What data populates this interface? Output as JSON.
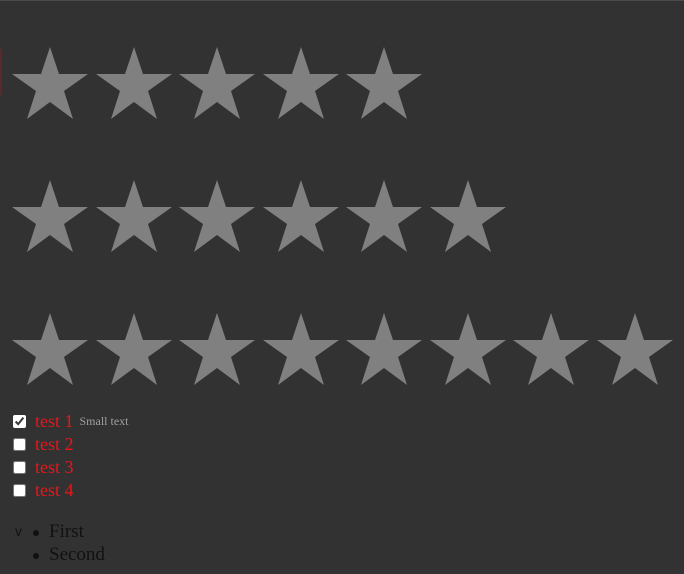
{
  "ratings": [
    {
      "stars": 5
    },
    {
      "stars": 6
    },
    {
      "stars": 8
    }
  ],
  "checklist": {
    "items": [
      {
        "label": "test 1",
        "checked": true,
        "note": "Small text"
      },
      {
        "label": "test 2",
        "checked": false
      },
      {
        "label": "test 3",
        "checked": false
      },
      {
        "label": "test 4",
        "checked": false
      }
    ]
  },
  "list": {
    "toggle_glyph": "v",
    "items": [
      "First",
      "Second"
    ]
  },
  "colors": {
    "background": "#323232",
    "star": "#808080",
    "label": "#e8161b",
    "small_text": "#a0a0a0",
    "list_text": "#111111"
  }
}
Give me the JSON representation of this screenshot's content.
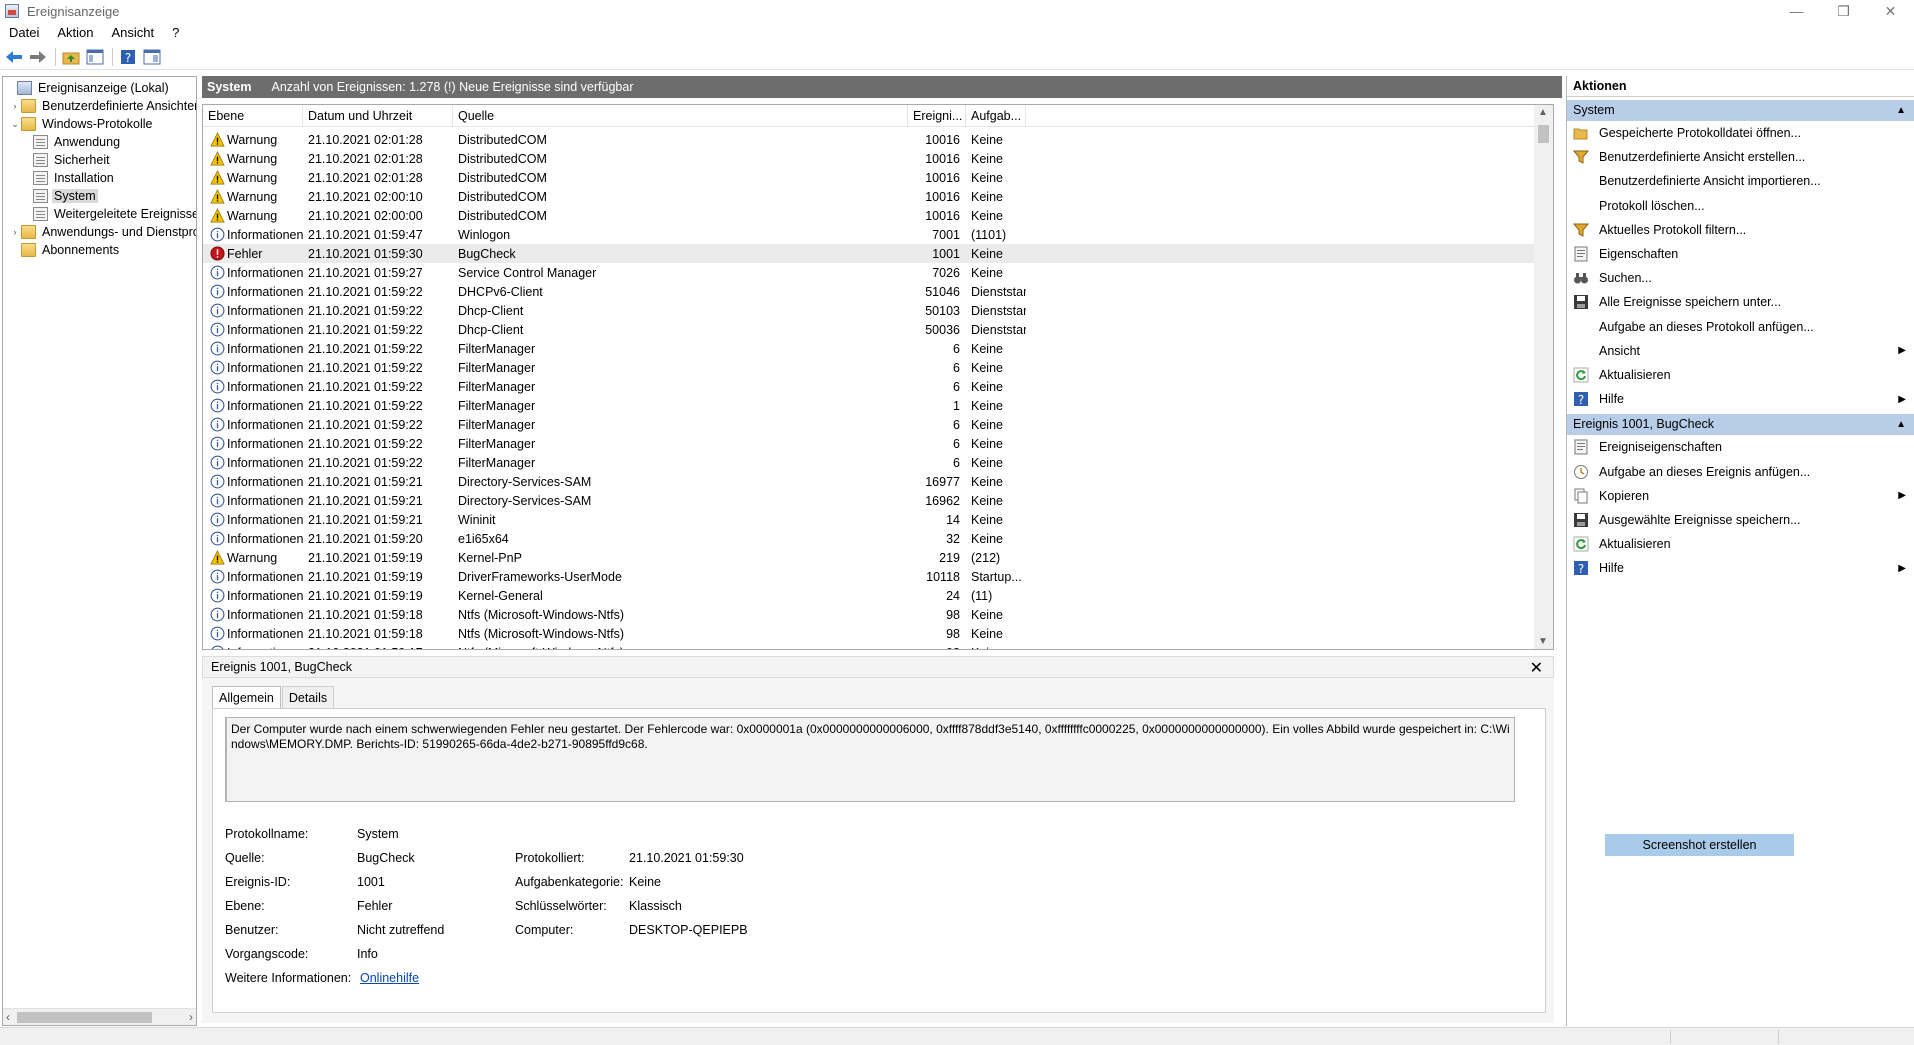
{
  "window": {
    "title": "Ereignisanzeige",
    "minimize": "—",
    "restore": "❐",
    "close": "✕"
  },
  "menu": [
    "Datei",
    "Aktion",
    "Ansicht",
    "?"
  ],
  "tree": {
    "items": [
      {
        "label": "Ereignisanzeige (Lokal)",
        "level": 0,
        "icon": "event-viewer-icon",
        "expander": ""
      },
      {
        "label": "Benutzerdefinierte Ansichten",
        "level": 1,
        "icon": "folder-icon",
        "expander": "›"
      },
      {
        "label": "Windows-Protokolle",
        "level": 1,
        "icon": "folder-icon",
        "expander": "⌄"
      },
      {
        "label": "Anwendung",
        "level": 2,
        "icon": "log-icon",
        "expander": ""
      },
      {
        "label": "Sicherheit",
        "level": 2,
        "icon": "log-icon",
        "expander": ""
      },
      {
        "label": "Installation",
        "level": 2,
        "icon": "log-icon",
        "expander": ""
      },
      {
        "label": "System",
        "level": 2,
        "icon": "log-icon",
        "expander": "",
        "selected": true
      },
      {
        "label": "Weitergeleitete Ereignisse",
        "level": 2,
        "icon": "log-icon",
        "expander": ""
      },
      {
        "label": "Anwendungs- und Dienstprotokolle",
        "level": 1,
        "icon": "folder-icon",
        "expander": "›"
      },
      {
        "label": "Abonnements",
        "level": 1,
        "icon": "folder-icon",
        "expander": ""
      }
    ]
  },
  "center": {
    "title": "System",
    "summary": "Anzahl von Ereignissen: 1.278 (!) Neue Ereignisse sind verfügbar"
  },
  "table": {
    "columns": [
      "Ebene",
      "Datum und Uhrzeit",
      "Quelle",
      "Ereigni...",
      "Aufgab..."
    ],
    "rows": [
      {
        "level": "Warnung",
        "type": "warning",
        "date": "21.10.2021 02:01:28",
        "source": "DistributedCOM",
        "id": "10016",
        "task": "Keine"
      },
      {
        "level": "Warnung",
        "type": "warning",
        "date": "21.10.2021 02:01:28",
        "source": "DistributedCOM",
        "id": "10016",
        "task": "Keine"
      },
      {
        "level": "Warnung",
        "type": "warning",
        "date": "21.10.2021 02:01:28",
        "source": "DistributedCOM",
        "id": "10016",
        "task": "Keine"
      },
      {
        "level": "Warnung",
        "type": "warning",
        "date": "21.10.2021 02:00:10",
        "source": "DistributedCOM",
        "id": "10016",
        "task": "Keine"
      },
      {
        "level": "Warnung",
        "type": "warning",
        "date": "21.10.2021 02:00:00",
        "source": "DistributedCOM",
        "id": "10016",
        "task": "Keine"
      },
      {
        "level": "Informationen",
        "type": "info",
        "date": "21.10.2021 01:59:47",
        "source": "Winlogon",
        "id": "7001",
        "task": "(1101)"
      },
      {
        "level": "Fehler",
        "type": "error",
        "date": "21.10.2021 01:59:30",
        "source": "BugCheck",
        "id": "1001",
        "task": "Keine",
        "selected": true
      },
      {
        "level": "Informationen",
        "type": "info",
        "date": "21.10.2021 01:59:27",
        "source": "Service Control Manager",
        "id": "7026",
        "task": "Keine"
      },
      {
        "level": "Informationen",
        "type": "info",
        "date": "21.10.2021 01:59:22",
        "source": "DHCPv6-Client",
        "id": "51046",
        "task": "Dienststartvorgang"
      },
      {
        "level": "Informationen",
        "type": "info",
        "date": "21.10.2021 01:59:22",
        "source": "Dhcp-Client",
        "id": "50103",
        "task": "Dienststartvorgang"
      },
      {
        "level": "Informationen",
        "type": "info",
        "date": "21.10.2021 01:59:22",
        "source": "Dhcp-Client",
        "id": "50036",
        "task": "Dienststartvorgang"
      },
      {
        "level": "Informationen",
        "type": "info",
        "date": "21.10.2021 01:59:22",
        "source": "FilterManager",
        "id": "6",
        "task": "Keine"
      },
      {
        "level": "Informationen",
        "type": "info",
        "date": "21.10.2021 01:59:22",
        "source": "FilterManager",
        "id": "6",
        "task": "Keine"
      },
      {
        "level": "Informationen",
        "type": "info",
        "date": "21.10.2021 01:59:22",
        "source": "FilterManager",
        "id": "6",
        "task": "Keine"
      },
      {
        "level": "Informationen",
        "type": "info",
        "date": "21.10.2021 01:59:22",
        "source": "FilterManager",
        "id": "1",
        "task": "Keine"
      },
      {
        "level": "Informationen",
        "type": "info",
        "date": "21.10.2021 01:59:22",
        "source": "FilterManager",
        "id": "6",
        "task": "Keine"
      },
      {
        "level": "Informationen",
        "type": "info",
        "date": "21.10.2021 01:59:22",
        "source": "FilterManager",
        "id": "6",
        "task": "Keine"
      },
      {
        "level": "Informationen",
        "type": "info",
        "date": "21.10.2021 01:59:22",
        "source": "FilterManager",
        "id": "6",
        "task": "Keine"
      },
      {
        "level": "Informationen",
        "type": "info",
        "date": "21.10.2021 01:59:21",
        "source": "Directory-Services-SAM",
        "id": "16977",
        "task": "Keine"
      },
      {
        "level": "Informationen",
        "type": "info",
        "date": "21.10.2021 01:59:21",
        "source": "Directory-Services-SAM",
        "id": "16962",
        "task": "Keine"
      },
      {
        "level": "Informationen",
        "type": "info",
        "date": "21.10.2021 01:59:21",
        "source": "Wininit",
        "id": "14",
        "task": "Keine"
      },
      {
        "level": "Informationen",
        "type": "info",
        "date": "21.10.2021 01:59:20",
        "source": "e1i65x64",
        "id": "32",
        "task": "Keine"
      },
      {
        "level": "Warnung",
        "type": "warning",
        "date": "21.10.2021 01:59:19",
        "source": "Kernel-PnP",
        "id": "219",
        "task": "(212)"
      },
      {
        "level": "Informationen",
        "type": "info",
        "date": "21.10.2021 01:59:19",
        "source": "DriverFrameworks-UserMode",
        "id": "10118",
        "task": "Startup..."
      },
      {
        "level": "Informationen",
        "type": "info",
        "date": "21.10.2021 01:59:19",
        "source": "Kernel-General",
        "id": "24",
        "task": "(11)"
      },
      {
        "level": "Informationen",
        "type": "info",
        "date": "21.10.2021 01:59:18",
        "source": "Ntfs (Microsoft-Windows-Ntfs)",
        "id": "98",
        "task": "Keine"
      },
      {
        "level": "Informationen",
        "type": "info",
        "date": "21.10.2021 01:59:18",
        "source": "Ntfs (Microsoft-Windows-Ntfs)",
        "id": "98",
        "task": "Keine"
      },
      {
        "level": "Informationen",
        "type": "info",
        "date": "21.10.2021 01:59:17",
        "source": "Ntfs (Microsoft-Windows-Ntfs)",
        "id": "98",
        "task": "Keine"
      }
    ]
  },
  "detail": {
    "title": "Ereignis 1001, BugCheck",
    "tabs": [
      "Allgemein",
      "Details"
    ],
    "description": "Der Computer wurde nach einem schwerwiegenden Fehler neu gestartet. Der Fehlercode war: 0x0000001a (0x0000000000006000, 0xffff878ddf3e5140, 0xffffffffc0000225, 0x0000000000000000). Ein volles Abbild wurde gespeichert in: C:\\Windows\\MEMORY.DMP. Berichts-ID: 51990265-66da-4de2-b271-90895ffd9c68.",
    "fields": {
      "log_name_label": "Protokollname:",
      "log_name": "System",
      "source_label": "Quelle:",
      "source": "BugCheck",
      "logged_label": "Protokolliert:",
      "logged": "21.10.2021 01:59:30",
      "event_id_label": "Ereignis-ID:",
      "event_id": "1001",
      "task_cat_label": "Aufgabenkategorie:",
      "task_cat": "Keine",
      "level_label": "Ebene:",
      "level": "Fehler",
      "keywords_label": "Schlüsselwörter:",
      "keywords": "Klassisch",
      "user_label": "Benutzer:",
      "user": "Nicht zutreffend",
      "computer_label": "Computer:",
      "computer": "DESKTOP-QEPIEPB",
      "opcode_label": "Vorgangscode:",
      "opcode": "Info",
      "more_info_label": "Weitere Informationen:",
      "more_info_link": "Onlinehilfe"
    }
  },
  "actions": {
    "title": "Aktionen",
    "section1": {
      "title": "System",
      "items": [
        {
          "label": "Gespeicherte Protokolldatei öffnen...",
          "icon": "open-folder-icon"
        },
        {
          "label": "Benutzerdefinierte Ansicht erstellen...",
          "icon": "filter-icon"
        },
        {
          "label": "Benutzerdefinierte Ansicht importieren...",
          "icon": ""
        },
        {
          "label": "Protokoll löschen...",
          "icon": ""
        },
        {
          "label": "Aktuelles Protokoll filtern...",
          "icon": "filter-icon"
        },
        {
          "label": "Eigenschaften",
          "icon": "properties-icon"
        },
        {
          "label": "Suchen...",
          "icon": "binoculars-icon"
        },
        {
          "label": "Alle Ereignisse speichern unter...",
          "icon": "save-icon"
        },
        {
          "label": "Aufgabe an dieses Protokoll anfügen...",
          "icon": ""
        },
        {
          "label": "Ansicht",
          "icon": "",
          "submenu": true
        },
        {
          "label": "Aktualisieren",
          "icon": "refresh-icon"
        },
        {
          "label": "Hilfe",
          "icon": "help-icon",
          "submenu": true
        }
      ]
    },
    "section2": {
      "title": "Ereignis 1001, BugCheck",
      "items": [
        {
          "label": "Ereigniseigenschaften",
          "icon": "properties-icon"
        },
        {
          "label": "Aufgabe an dieses Ereignis anfügen...",
          "icon": "task-icon"
        },
        {
          "label": "Kopieren",
          "icon": "copy-icon",
          "submenu": true
        },
        {
          "label": "Ausgewählte Ereignisse speichern...",
          "icon": "save-icon"
        },
        {
          "label": "Aktualisieren",
          "icon": "refresh-icon"
        },
        {
          "label": "Hilfe",
          "icon": "help-icon",
          "submenu": true
        }
      ]
    },
    "screenshot_button": "Screenshot erstellen"
  },
  "colors": {
    "header_bg": "#6d6d6d",
    "section_bg": "#b7cde8",
    "warning": "#f4c400",
    "error": "#c4161c",
    "info": "#3c5a99",
    "link": "#0645ad"
  }
}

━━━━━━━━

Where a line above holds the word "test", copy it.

**RESPONSE TO THIS TASK**:
        "label": "test 1",
        "label": "test 2",
        "label": "test 3",
        "label": "test 4",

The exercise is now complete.